Thursday, October 24, 2013

My Teacup Runneth Over

While on a weekend adventure in Port Angeles, we went to the best little coffee shop in town, The Blackbird Coffeehouse, to have some pre-hike refreshments. Rich ordered a drip coffee or something with a concentrated dose of caffeine, while I opted for a cup of tea. The tea was uncommonly good and it was referred to as "Sweet Mint". It was a loose-leaf tea and the paper infuser it was in was anchored in the cup and stayed there as we drove up to Hurricane Ridge and beyond.


After making it to Obstruction Point without too much cringing from exposure or from the near head-on collision with an inattentive driver, we thought we should get out of the car and actually hike. It was cold and rain had been forecast for everywhere, including Sequim, the rainshadow capitol of the PNW and previously referred in a statement about the ever-present sunshine, "It's sunny in Sequim!".  In spite of the impending doom, we zipped up our rain gear to protect against the cold wind and headed out on the Grand Ridge Trail.

While I had been planning to re-create a hike that Rich had been on years before, one that would start two groups of hikers at either end of this ridge, they would meet in the middle and exchange keys, then hike to their friends' cars and reunite elsewhere (perhaps some tea and coffee?), thus allowing the hikers to all hike the length of the ridge without the mess of a car shuttle. But the Forest Service had other plans; they were going to close this road in just a couple of days to do some maintenance before the winter snows set in. Without the luxury of a key exchange, Rich and I were just doing the same-old out-and-back hike.


The trail started out steeply and with shale, so that it was more of a goat path which reminded me of the hike to Easy Pass in the N Cascades. But soon, the way became more trail-like, leveling off and we even had a few views, though the clouds were closing in. The immediate landscape was something like the moors of Scotland or the interior of Iceland; we were transported off the continent for the afternoon.


The rain started slowly, sneaking in and trying to trap us up on the ridge. Imagining the drive on the exposure-laden gravel road, I willed myself to turn back to the car. The tea was still in the car, with the tea leaves still immersed in water, now cold. But I was thirsty and I took a sip. Instead of a bitter sourness which often comes from over-brewed tea, my mouth was welcomed with a sweet, intense drink. The tea had only improved with time. I had to find out more about this tea, so we left Obstruction Point to head back to Blackbird.

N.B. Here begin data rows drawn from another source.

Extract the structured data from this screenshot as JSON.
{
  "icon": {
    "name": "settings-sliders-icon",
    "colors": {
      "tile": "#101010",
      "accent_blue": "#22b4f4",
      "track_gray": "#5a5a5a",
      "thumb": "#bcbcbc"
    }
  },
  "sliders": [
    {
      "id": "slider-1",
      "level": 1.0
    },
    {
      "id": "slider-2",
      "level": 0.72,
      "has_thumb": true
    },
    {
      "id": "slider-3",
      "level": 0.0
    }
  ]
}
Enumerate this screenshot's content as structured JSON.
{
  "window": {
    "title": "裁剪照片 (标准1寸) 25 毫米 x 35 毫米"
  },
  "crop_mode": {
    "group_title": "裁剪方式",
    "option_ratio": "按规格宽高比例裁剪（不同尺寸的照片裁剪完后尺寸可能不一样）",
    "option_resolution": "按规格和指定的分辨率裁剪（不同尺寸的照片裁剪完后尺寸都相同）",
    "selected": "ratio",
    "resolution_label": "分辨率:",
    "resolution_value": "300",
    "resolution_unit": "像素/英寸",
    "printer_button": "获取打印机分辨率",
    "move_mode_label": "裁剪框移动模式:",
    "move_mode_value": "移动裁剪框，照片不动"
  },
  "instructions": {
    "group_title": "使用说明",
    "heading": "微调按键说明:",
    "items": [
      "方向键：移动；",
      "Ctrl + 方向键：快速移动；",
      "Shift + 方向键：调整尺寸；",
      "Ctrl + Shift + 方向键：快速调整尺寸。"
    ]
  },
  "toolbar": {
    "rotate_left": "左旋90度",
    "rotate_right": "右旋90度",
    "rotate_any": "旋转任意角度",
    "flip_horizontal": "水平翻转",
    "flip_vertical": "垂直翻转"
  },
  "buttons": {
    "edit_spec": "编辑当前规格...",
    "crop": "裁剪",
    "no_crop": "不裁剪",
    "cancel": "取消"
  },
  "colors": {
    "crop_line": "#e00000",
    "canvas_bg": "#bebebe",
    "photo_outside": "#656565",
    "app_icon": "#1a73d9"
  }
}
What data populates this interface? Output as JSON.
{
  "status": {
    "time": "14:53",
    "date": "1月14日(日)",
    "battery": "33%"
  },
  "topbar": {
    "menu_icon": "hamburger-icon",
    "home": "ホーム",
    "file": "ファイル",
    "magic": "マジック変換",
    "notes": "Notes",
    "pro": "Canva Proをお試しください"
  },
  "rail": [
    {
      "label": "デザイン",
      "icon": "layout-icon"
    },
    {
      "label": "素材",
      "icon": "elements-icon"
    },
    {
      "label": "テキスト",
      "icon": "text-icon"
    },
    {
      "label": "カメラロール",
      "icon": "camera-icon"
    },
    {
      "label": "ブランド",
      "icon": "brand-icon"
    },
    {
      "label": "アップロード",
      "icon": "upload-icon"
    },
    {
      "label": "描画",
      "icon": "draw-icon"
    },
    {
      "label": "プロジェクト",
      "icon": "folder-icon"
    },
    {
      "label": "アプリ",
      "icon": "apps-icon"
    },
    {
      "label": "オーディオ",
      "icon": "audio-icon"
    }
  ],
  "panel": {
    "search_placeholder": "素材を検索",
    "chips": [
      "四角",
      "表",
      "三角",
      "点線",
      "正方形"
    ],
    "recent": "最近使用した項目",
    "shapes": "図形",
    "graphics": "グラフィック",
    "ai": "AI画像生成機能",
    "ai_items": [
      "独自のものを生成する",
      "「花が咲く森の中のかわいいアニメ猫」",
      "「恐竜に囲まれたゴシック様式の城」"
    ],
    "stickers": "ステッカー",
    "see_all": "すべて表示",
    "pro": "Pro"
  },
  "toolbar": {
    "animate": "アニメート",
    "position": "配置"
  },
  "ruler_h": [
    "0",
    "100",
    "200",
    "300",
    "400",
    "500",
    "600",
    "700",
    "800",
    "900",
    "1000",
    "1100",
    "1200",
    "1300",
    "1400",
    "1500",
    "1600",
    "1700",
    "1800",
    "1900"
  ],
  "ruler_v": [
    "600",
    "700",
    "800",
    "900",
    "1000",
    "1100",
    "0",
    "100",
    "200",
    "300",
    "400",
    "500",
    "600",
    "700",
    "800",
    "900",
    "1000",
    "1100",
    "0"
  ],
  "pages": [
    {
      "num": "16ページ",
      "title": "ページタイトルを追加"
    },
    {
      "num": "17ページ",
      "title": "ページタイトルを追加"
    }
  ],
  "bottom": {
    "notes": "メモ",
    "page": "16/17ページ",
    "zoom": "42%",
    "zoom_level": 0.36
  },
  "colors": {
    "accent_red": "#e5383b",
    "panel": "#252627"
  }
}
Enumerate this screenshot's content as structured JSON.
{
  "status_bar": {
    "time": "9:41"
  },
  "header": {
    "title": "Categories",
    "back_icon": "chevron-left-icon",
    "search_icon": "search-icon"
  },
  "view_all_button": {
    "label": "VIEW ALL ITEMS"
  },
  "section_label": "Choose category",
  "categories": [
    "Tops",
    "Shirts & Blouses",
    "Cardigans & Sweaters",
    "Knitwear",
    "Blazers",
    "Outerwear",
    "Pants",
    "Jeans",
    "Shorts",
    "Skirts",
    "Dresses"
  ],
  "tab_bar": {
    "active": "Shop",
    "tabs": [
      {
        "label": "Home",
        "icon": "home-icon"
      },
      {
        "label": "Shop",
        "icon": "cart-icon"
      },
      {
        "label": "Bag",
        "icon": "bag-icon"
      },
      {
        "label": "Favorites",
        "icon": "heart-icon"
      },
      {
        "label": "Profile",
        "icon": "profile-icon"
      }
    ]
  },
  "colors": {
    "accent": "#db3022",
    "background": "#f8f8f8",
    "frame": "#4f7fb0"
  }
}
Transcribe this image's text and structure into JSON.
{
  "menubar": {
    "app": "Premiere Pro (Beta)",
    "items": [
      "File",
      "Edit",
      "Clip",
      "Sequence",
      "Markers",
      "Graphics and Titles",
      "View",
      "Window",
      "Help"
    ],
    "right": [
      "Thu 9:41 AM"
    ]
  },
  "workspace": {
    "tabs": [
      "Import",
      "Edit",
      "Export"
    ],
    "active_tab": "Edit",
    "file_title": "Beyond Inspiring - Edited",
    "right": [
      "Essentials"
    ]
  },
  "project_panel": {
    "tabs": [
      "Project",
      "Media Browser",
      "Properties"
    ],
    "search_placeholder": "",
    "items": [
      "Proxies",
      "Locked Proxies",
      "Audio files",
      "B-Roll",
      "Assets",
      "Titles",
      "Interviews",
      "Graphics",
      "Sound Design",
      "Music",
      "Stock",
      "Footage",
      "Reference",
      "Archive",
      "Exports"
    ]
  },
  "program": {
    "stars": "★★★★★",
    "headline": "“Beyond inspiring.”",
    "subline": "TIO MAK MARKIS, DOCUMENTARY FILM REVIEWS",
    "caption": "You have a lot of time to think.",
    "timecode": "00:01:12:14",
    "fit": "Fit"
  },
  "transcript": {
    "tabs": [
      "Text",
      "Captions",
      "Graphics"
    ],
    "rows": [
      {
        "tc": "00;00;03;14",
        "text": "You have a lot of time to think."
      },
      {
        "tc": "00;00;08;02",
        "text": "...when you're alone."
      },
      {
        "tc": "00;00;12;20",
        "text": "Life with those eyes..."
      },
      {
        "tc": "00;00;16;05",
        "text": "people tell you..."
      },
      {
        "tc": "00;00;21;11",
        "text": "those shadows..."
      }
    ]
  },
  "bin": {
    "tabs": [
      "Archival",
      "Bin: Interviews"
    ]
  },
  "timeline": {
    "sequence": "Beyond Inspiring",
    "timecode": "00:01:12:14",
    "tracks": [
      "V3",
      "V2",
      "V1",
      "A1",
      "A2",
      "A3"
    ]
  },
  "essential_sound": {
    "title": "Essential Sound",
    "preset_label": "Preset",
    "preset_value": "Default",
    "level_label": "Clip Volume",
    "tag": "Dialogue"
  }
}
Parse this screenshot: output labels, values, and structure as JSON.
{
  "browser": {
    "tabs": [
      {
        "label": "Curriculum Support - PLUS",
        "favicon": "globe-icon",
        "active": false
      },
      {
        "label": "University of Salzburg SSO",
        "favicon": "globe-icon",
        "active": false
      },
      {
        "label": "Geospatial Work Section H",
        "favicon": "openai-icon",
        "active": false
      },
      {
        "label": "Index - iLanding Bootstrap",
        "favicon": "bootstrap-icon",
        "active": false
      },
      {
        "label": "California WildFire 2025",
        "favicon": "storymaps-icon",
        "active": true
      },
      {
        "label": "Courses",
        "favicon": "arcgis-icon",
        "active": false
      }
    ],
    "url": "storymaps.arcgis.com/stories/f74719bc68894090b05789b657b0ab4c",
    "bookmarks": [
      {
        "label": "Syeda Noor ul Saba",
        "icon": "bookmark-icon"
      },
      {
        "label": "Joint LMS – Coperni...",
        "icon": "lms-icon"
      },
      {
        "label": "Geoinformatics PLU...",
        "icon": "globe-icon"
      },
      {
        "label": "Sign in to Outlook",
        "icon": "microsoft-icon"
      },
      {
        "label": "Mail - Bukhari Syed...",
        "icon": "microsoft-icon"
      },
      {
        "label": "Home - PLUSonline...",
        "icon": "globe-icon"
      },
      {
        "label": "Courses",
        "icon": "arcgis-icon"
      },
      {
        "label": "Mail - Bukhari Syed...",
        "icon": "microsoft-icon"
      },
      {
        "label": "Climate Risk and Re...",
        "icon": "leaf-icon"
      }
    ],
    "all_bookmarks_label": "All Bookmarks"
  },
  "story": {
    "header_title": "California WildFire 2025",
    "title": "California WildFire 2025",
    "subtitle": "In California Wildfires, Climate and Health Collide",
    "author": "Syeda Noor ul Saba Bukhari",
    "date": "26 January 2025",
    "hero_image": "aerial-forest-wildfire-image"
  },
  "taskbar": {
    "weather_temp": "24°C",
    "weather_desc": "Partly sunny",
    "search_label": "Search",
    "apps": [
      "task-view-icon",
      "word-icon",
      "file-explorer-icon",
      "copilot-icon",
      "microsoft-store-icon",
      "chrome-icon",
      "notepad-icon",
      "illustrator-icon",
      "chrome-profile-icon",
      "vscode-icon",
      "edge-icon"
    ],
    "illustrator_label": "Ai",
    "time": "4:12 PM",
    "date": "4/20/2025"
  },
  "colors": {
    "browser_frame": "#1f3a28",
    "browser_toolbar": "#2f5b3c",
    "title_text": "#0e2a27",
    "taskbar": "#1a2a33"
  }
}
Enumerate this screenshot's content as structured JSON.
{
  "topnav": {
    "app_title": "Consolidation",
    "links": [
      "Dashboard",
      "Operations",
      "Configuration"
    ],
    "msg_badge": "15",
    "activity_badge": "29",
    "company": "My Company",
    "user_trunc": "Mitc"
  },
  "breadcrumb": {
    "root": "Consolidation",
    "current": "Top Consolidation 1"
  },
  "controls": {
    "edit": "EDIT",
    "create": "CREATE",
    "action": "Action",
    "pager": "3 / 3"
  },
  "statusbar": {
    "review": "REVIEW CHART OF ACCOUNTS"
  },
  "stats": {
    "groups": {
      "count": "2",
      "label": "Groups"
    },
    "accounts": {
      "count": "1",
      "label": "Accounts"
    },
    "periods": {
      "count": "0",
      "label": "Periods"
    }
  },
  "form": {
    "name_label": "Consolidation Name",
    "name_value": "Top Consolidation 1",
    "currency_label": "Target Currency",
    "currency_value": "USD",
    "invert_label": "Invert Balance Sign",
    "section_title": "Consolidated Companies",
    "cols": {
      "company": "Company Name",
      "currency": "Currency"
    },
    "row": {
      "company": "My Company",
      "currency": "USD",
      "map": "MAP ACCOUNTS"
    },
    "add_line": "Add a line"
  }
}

And so began my quest for the "Sweet Mint" tea, which is made by Rishi in lovely Wisconsin. There is no tea by that name, but they have many teas that are enticing (Turmeric Ginger, White Ginseng Detox) which is how it came to be that my cupboards are stocked to the brim with several different varieties of Rishi tea, as well as a few other brands thrown in for good measure. I even purchased a glass double-walled tumbler with a built-in infuser so I can take my favorite tea, Mystic Mint, on the road.